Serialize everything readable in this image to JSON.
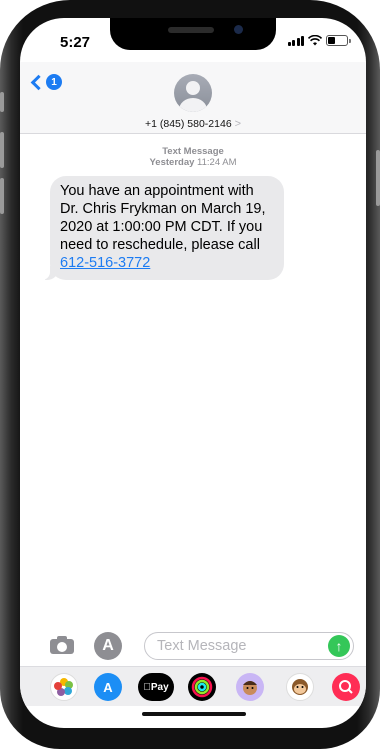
{
  "status_bar": {
    "time": "5:27"
  },
  "header": {
    "back_badge": "1",
    "contact": "+1 (845) 580-2146",
    "contact_chevron": ">"
  },
  "thread": {
    "meta_label": "Text Message",
    "meta_day": "Yesterday",
    "meta_time": "11:24 AM",
    "message_text": "You have an appointment with Dr. Chris Frykman on March 19, 2020 at 1:00:00 PM CDT. If you need to reschedule, please call",
    "message_link": "612-516-3772"
  },
  "composer": {
    "placeholder": "Text Message",
    "appstore_glyph": "A",
    "send_glyph": "↑"
  },
  "app_drawer": {
    "apple_pay_label": "Pay",
    "apps": [
      "photos-app",
      "app-store-app",
      "apple-pay-app",
      "activity-app",
      "memoji-app",
      "animoji-app",
      "web-search-app"
    ]
  },
  "colors": {
    "accent_blue": "#1d7cf2",
    "bubble_gray": "#e9e9eb",
    "send_green": "#34c759"
  }
}
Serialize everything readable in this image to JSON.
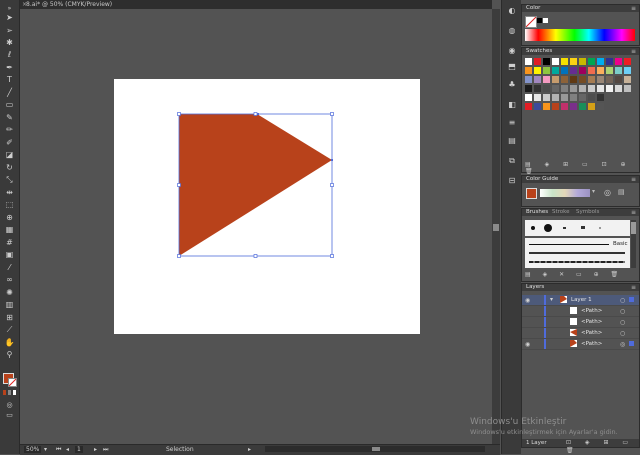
{
  "document": {
    "tab_label": "8.ai* @ 50% (CMYK/Preview)",
    "close_glyph": "×"
  },
  "status_bar": {
    "zoom": "50%",
    "artboard_number": "1",
    "tool_name": "Selection"
  },
  "shape": {
    "fill": "#b8421b",
    "selection_color": "#4f6bdb"
  },
  "panels": {
    "color": {
      "title": "Color",
      "menu": "≡"
    },
    "swatches": {
      "title": "Swatches",
      "menu": "≡"
    },
    "color_guide": {
      "title": "Color Guide",
      "menu": "≡"
    },
    "brushes": {
      "tabs": [
        "Brushes",
        "Stroke",
        "Symbols"
      ],
      "basic_label": "Basic",
      "menu": "≡"
    },
    "layers": {
      "title": "Layers",
      "menu": "≡",
      "rows": [
        {
          "name": "Layer 1",
          "kind": "layer"
        },
        {
          "name": "<Path>",
          "kind": "path"
        },
        {
          "name": "<Path>",
          "kind": "path"
        },
        {
          "name": "<Path>",
          "kind": "path"
        },
        {
          "name": "<Path>",
          "kind": "path"
        }
      ],
      "footer": "1 Layer"
    }
  },
  "watermark": {
    "line1": "Windows'u Etkinleştir",
    "line2": "Windows'u etkinleştirmek için Ayarlar'a gidin."
  },
  "colors": {
    "fill_swatch": "#b8421b",
    "accent": "#b8421b"
  },
  "tools": [
    "selection-tool",
    "direct-selection-tool",
    "magic-wand-tool",
    "lasso-tool",
    "pen-tool",
    "type-tool",
    "line-tool",
    "rectangle-tool",
    "paintbrush-tool",
    "pencil-tool",
    "blob-brush-tool",
    "eraser-tool",
    "rotate-tool",
    "scale-tool",
    "width-tool",
    "free-transform-tool",
    "shape-builder-tool",
    "perspective-grid-tool",
    "mesh-tool",
    "gradient-tool",
    "eyedropper-tool",
    "blend-tool",
    "symbol-sprayer-tool",
    "column-graph-tool",
    "artboard-tool",
    "slice-tool",
    "hand-tool",
    "zoom-tool"
  ]
}
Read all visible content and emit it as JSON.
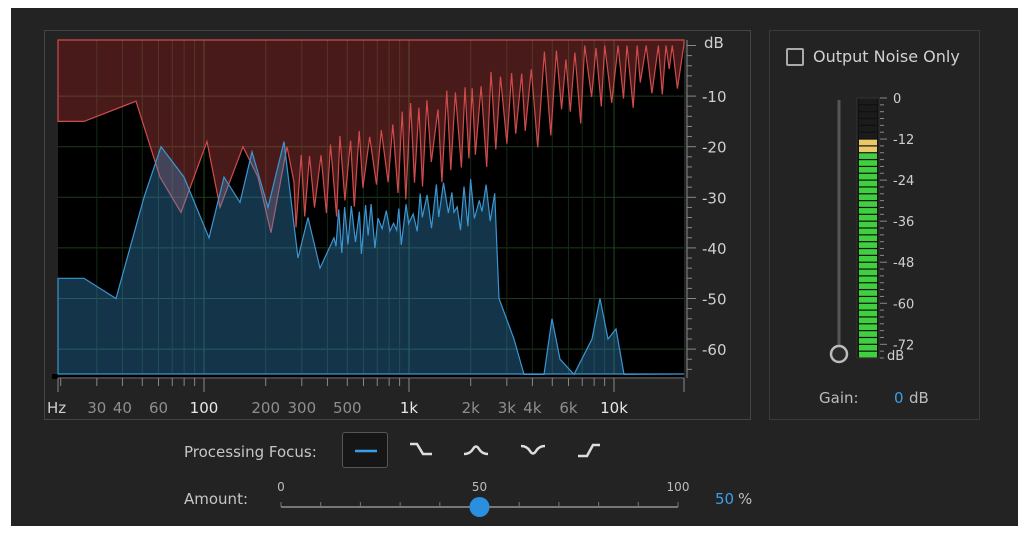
{
  "graph": {
    "db_unit": "dB",
    "db_ticks": [
      "-10",
      "-20",
      "-30",
      "-40",
      "-50",
      "-60"
    ],
    "freq_unit": "Hz",
    "freq_ticks": [
      {
        "label": "30",
        "hz": 30,
        "bright": false
      },
      {
        "label": "40",
        "hz": 40,
        "bright": false
      },
      {
        "label": "60",
        "hz": 60,
        "bright": false
      },
      {
        "label": "100",
        "hz": 100,
        "bright": true
      },
      {
        "label": "200",
        "hz": 200,
        "bright": false
      },
      {
        "label": "300",
        "hz": 300,
        "bright": false
      },
      {
        "label": "500",
        "hz": 500,
        "bright": false
      },
      {
        "label": "1k",
        "hz": 1000,
        "bright": true
      },
      {
        "label": "2k",
        "hz": 2000,
        "bright": false
      },
      {
        "label": "3k",
        "hz": 3000,
        "bright": false
      },
      {
        "label": "4k",
        "hz": 4000,
        "bright": false
      },
      {
        "label": "6k",
        "hz": 6000,
        "bright": false
      },
      {
        "label": "10k",
        "hz": 10000,
        "bright": true
      }
    ],
    "colors": {
      "noise": "#d24b4b",
      "signal": "#3a96d2"
    }
  },
  "output_noise_only": {
    "label": "Output Noise Only",
    "checked": false
  },
  "meter": {
    "ticks": [
      "0",
      "-12",
      "-24",
      "-36",
      "-48",
      "-60",
      "-72"
    ],
    "unit": "dB",
    "level_db": -11
  },
  "gain": {
    "label": "Gain:",
    "value": "0",
    "unit": "dB"
  },
  "processing_focus": {
    "label": "Processing Focus:",
    "options": [
      "flat",
      "high-shelf-cut",
      "mid-boost",
      "mid-cut",
      "low-shelf-cut"
    ],
    "selected": 0
  },
  "amount": {
    "label": "Amount:",
    "min_label": "0",
    "mid_label": "50",
    "max_label": "100",
    "value": 50,
    "value_text": "50",
    "unit": "%"
  }
}
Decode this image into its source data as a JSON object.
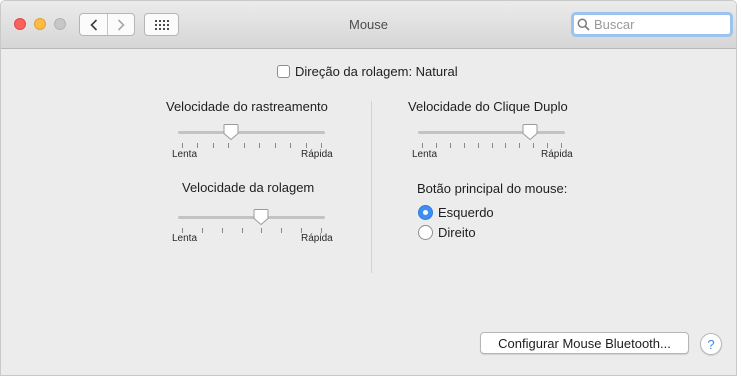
{
  "window": {
    "title": "Mouse",
    "search_placeholder": "Buscar"
  },
  "scroll_direction": {
    "label": "Direção da rolagem: Natural",
    "checked": false
  },
  "tracking_speed": {
    "label": "Velocidade do rastreamento",
    "min_label": "Lenta",
    "max_label": "Rápida",
    "value": 0.35
  },
  "scroll_speed": {
    "label": "Velocidade da rolagem",
    "min_label": "Lenta",
    "max_label": "Rápida",
    "value": 0.57
  },
  "double_click_speed": {
    "label": "Velocidade do Clique Duplo",
    "min_label": "Lenta",
    "max_label": "Rápida",
    "value": 0.78
  },
  "primary_button": {
    "label": "Botão principal do mouse:",
    "options": [
      "Esquerdo",
      "Direito"
    ],
    "selected": "Esquerdo"
  },
  "footer": {
    "bluetooth_button": "Configurar Mouse Bluetooth...",
    "help": "?"
  },
  "colors": {
    "accent": "#3d8ff5",
    "search_focus": "#9cc3ef",
    "close": "#fc605c",
    "minimize": "#fdbc40"
  }
}
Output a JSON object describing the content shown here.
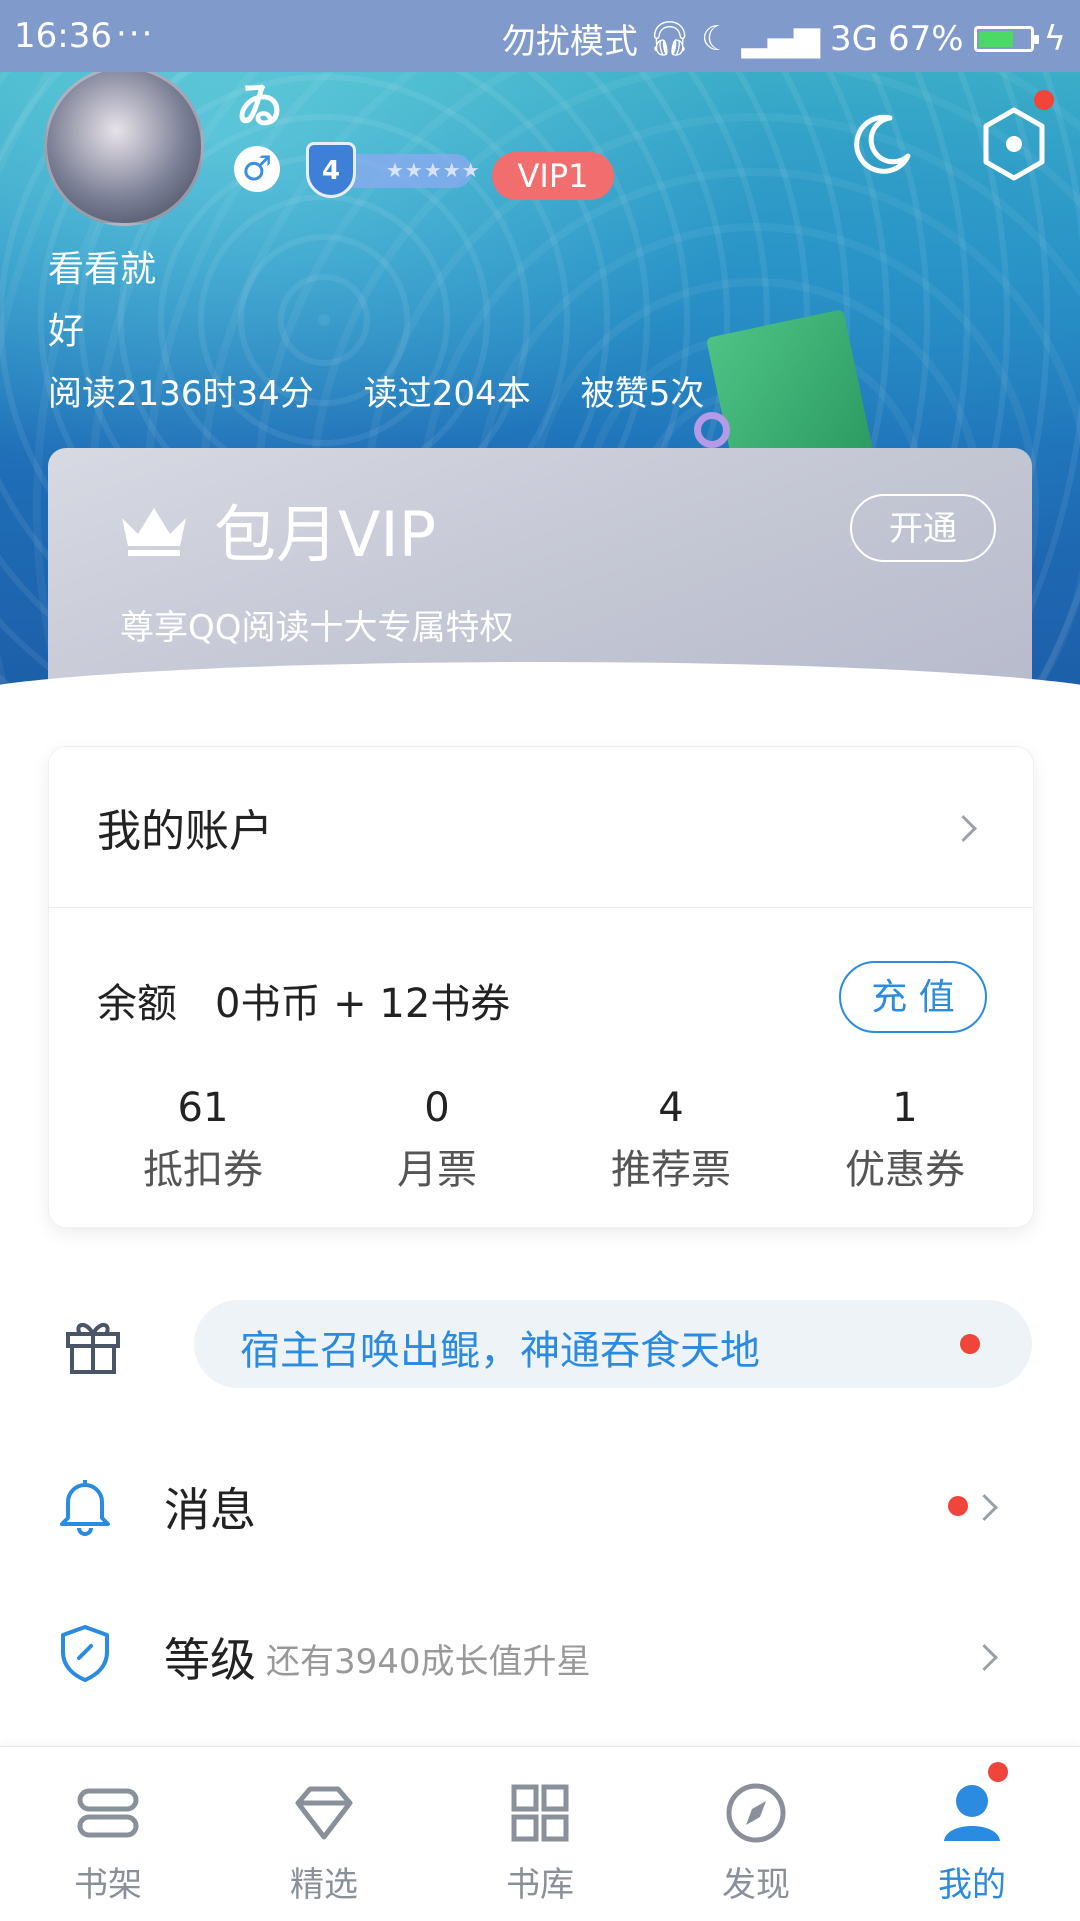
{
  "status_bar": {
    "time": "16:36",
    "dots": "···",
    "dnd": "勿扰模式",
    "signal_type": "3G",
    "battery": "67%",
    "battery_level": 0.67
  },
  "profile": {
    "name_glyph": "ゐ",
    "gender_symbol": "♂",
    "level": "4",
    "level_stars": "★★★★★",
    "vip_badge": "VIP1",
    "bio_line1": "看看就",
    "bio_line2": "好",
    "stats": {
      "reading_time": "阅读2136时34分",
      "books_read": "读过204本",
      "likes": "被赞5次"
    }
  },
  "vip_card": {
    "title": "包月VIP",
    "subtitle": "尊享QQ阅读十大专属特权",
    "button": "开通"
  },
  "account": {
    "title": "我的账户",
    "balance_label": "余额",
    "balance_value": "0书币 + 12书券",
    "recharge": "充 值",
    "items": [
      {
        "value": "61",
        "label": "抵扣券"
      },
      {
        "value": "0",
        "label": "月票"
      },
      {
        "value": "4",
        "label": "推荐票"
      },
      {
        "value": "1",
        "label": "优惠券"
      }
    ]
  },
  "promo": {
    "text": "宿主召唤出鲲，神通吞食天地"
  },
  "menu": {
    "messages": "消息",
    "level": "等级",
    "level_hint": "还有3940成长值升星"
  },
  "bottom_nav": {
    "items": [
      {
        "label": "书架",
        "icon": "bookshelf-icon"
      },
      {
        "label": "精选",
        "icon": "diamond-icon"
      },
      {
        "label": "书库",
        "icon": "grid-icon"
      },
      {
        "label": "发现",
        "icon": "compass-icon"
      },
      {
        "label": "我的",
        "icon": "user-icon"
      }
    ],
    "active_index": 4
  },
  "colors": {
    "accent": "#2a8be0",
    "status_bar": "#7f9acb",
    "vip_badge": "#f26d6d",
    "red_dot": "#f0453a"
  }
}
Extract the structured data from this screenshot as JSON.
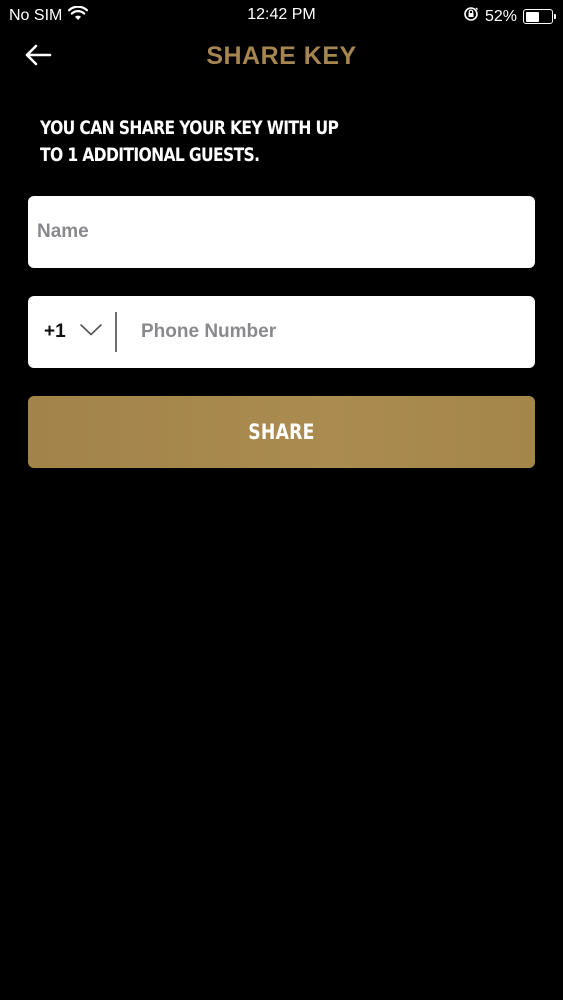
{
  "status_bar": {
    "carrier": "No SIM",
    "time": "12:42 PM",
    "battery_percent": "52%",
    "battery_level": 0.52
  },
  "nav": {
    "title": "SHARE KEY",
    "back_icon": "arrow-left-icon"
  },
  "info": {
    "text": "YOU CAN SHARE YOUR KEY WITH UP TO 1 ADDITIONAL GUESTS."
  },
  "form": {
    "name_placeholder": "Name",
    "name_value": "",
    "country_code": "+1",
    "phone_placeholder": "Phone Number",
    "phone_value": ""
  },
  "share_button": {
    "label": "SHARE"
  },
  "colors": {
    "background": "#000000",
    "accent": "#a5864a",
    "title": "#a58550",
    "field_bg": "#ffffff"
  }
}
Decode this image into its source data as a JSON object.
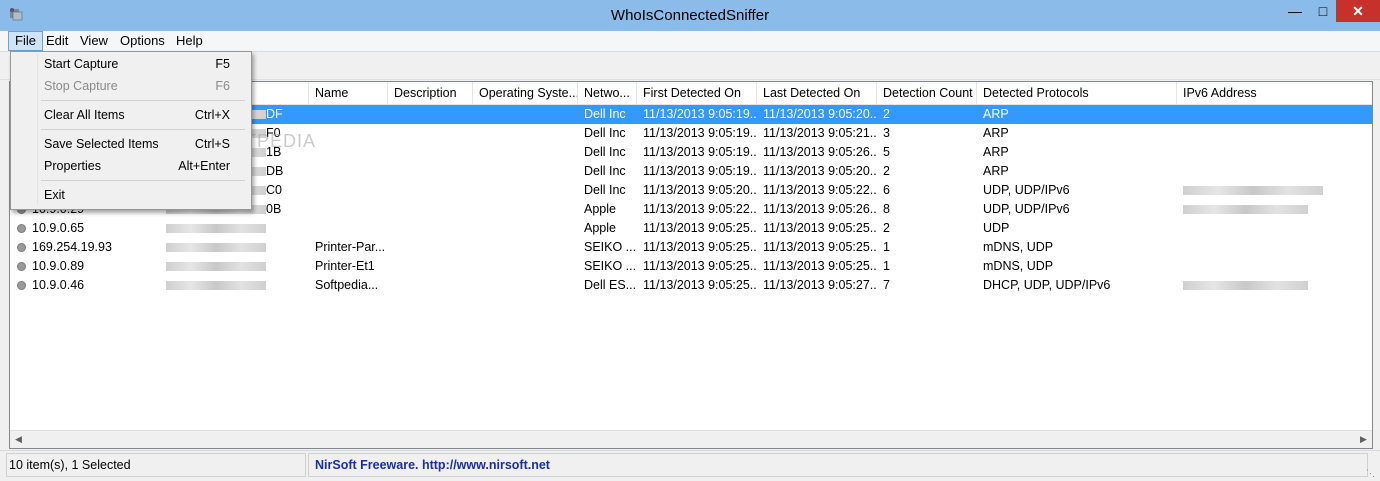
{
  "window": {
    "title": "WhoIsConnectedSniffer",
    "min_icon": "minimize-icon",
    "max_icon": "maximize-icon",
    "close_icon": "close-icon",
    "close_color": "#c7312b"
  },
  "menubar": [
    "File",
    "Edit",
    "View",
    "Options",
    "Help"
  ],
  "file_menu": {
    "items": [
      {
        "label": "Start Capture",
        "shortcut": "F5",
        "enabled": true
      },
      {
        "label": "Stop Capture",
        "shortcut": "F6",
        "enabled": false
      },
      {
        "label": "Clear All Items",
        "shortcut": "Ctrl+X",
        "enabled": true
      },
      {
        "label": "Save Selected Items",
        "shortcut": "Ctrl+S",
        "enabled": true
      },
      {
        "label": "Properties",
        "shortcut": "Alt+Enter",
        "enabled": true
      },
      {
        "label": "Exit",
        "shortcut": "",
        "enabled": true
      }
    ]
  },
  "columns": [
    "Name",
    "Description",
    "Operating Syste...",
    "Netwo...",
    "First Detected On",
    "Last Detected On",
    "Detection Count",
    "Detected Protocols",
    "IPv6 Address"
  ],
  "rows": [
    {
      "ip": "",
      "mac_tail": "DF",
      "name": "",
      "description": "",
      "os": "",
      "network": "Dell Inc",
      "first": "11/13/2013 9:05:19...",
      "last": "11/13/2013 9:05:20...",
      "count": "2",
      "protocols": "ARP",
      "ipv6": false,
      "selected": true
    },
    {
      "ip": "",
      "mac_tail": "F0",
      "name": "",
      "description": "",
      "os": "",
      "network": "Dell Inc",
      "first": "11/13/2013 9:05:19...",
      "last": "11/13/2013 9:05:21...",
      "count": "3",
      "protocols": "ARP",
      "ipv6": false,
      "selected": false
    },
    {
      "ip": "",
      "mac_tail": "1B",
      "name": "",
      "description": "",
      "os": "",
      "network": "Dell Inc",
      "first": "11/13/2013 9:05:19...",
      "last": "11/13/2013 9:05:26...",
      "count": "5",
      "protocols": "ARP",
      "ipv6": false,
      "selected": false
    },
    {
      "ip": "",
      "mac_tail": "DB",
      "name": "",
      "description": "",
      "os": "",
      "network": "Dell Inc",
      "first": "11/13/2013 9:05:19...",
      "last": "11/13/2013 9:05:20...",
      "count": "2",
      "protocols": "ARP",
      "ipv6": false,
      "selected": false
    },
    {
      "ip": "",
      "mac_tail": "C0",
      "name": "",
      "description": "",
      "os": "",
      "network": "Dell Inc",
      "first": "11/13/2013 9:05:20...",
      "last": "11/13/2013 9:05:22...",
      "count": "6",
      "protocols": "UDP, UDP/IPv6",
      "ipv6": true,
      "selected": false
    },
    {
      "ip": "10.9.0.29",
      "mac_tail": "0B",
      "name": "",
      "description": "",
      "os": "",
      "network": "Apple",
      "first": "11/13/2013 9:05:22...",
      "last": "11/13/2013 9:05:26...",
      "count": "8",
      "protocols": "UDP, UDP/IPv6",
      "ipv6": true,
      "selected": false
    },
    {
      "ip": "10.9.0.65",
      "mac_tail": "",
      "name": "",
      "description": "",
      "os": "",
      "network": "Apple",
      "first": "11/13/2013 9:05:25...",
      "last": "11/13/2013 9:05:25...",
      "count": "2",
      "protocols": "UDP",
      "ipv6": false,
      "selected": false
    },
    {
      "ip": "169.254.19.93",
      "mac_tail": "",
      "name": "Printer-Par...",
      "description": "",
      "os": "",
      "network": "SEIKO ...",
      "first": "11/13/2013 9:05:25...",
      "last": "11/13/2013 9:05:25...",
      "count": "1",
      "protocols": "mDNS, UDP",
      "ipv6": false,
      "selected": false
    },
    {
      "ip": "10.9.0.89",
      "mac_tail": "",
      "name": "Printer-Et1",
      "description": "",
      "os": "",
      "network": "SEIKO ...",
      "first": "11/13/2013 9:05:25...",
      "last": "11/13/2013 9:05:25...",
      "count": "1",
      "protocols": "mDNS, UDP",
      "ipv6": false,
      "selected": false
    },
    {
      "ip": "10.9.0.46",
      "mac_tail": "",
      "name": "Softpedia...",
      "description": "",
      "os": "",
      "network": "Dell ES...",
      "first": "11/13/2013 9:05:25...",
      "last": "11/13/2013 9:05:27...",
      "count": "7",
      "protocols": "DHCP, UDP, UDP/IPv6",
      "ipv6": true,
      "selected": false
    }
  ],
  "status": {
    "count": "10 item(s), 1 Selected",
    "link": "NirSoft Freeware.  http://www.nirsoft.net",
    "link_color": "#1a2ea6"
  },
  "watermark": "SOFTPEDIA",
  "selection_color": "#3399ff"
}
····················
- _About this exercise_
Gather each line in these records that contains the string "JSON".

- _Solution for this exercise_
Serialize everything readable in this image to JSON.
Serialize everything readable in this image to JSON.
Read all visible content and emit it as JSON.
Decode this image into its source data as a JSON object.
Output a JSON object describing the content shown here.
Extract the structured data from this screenshot as JSON.
Decode this image into its source data as a JSON object.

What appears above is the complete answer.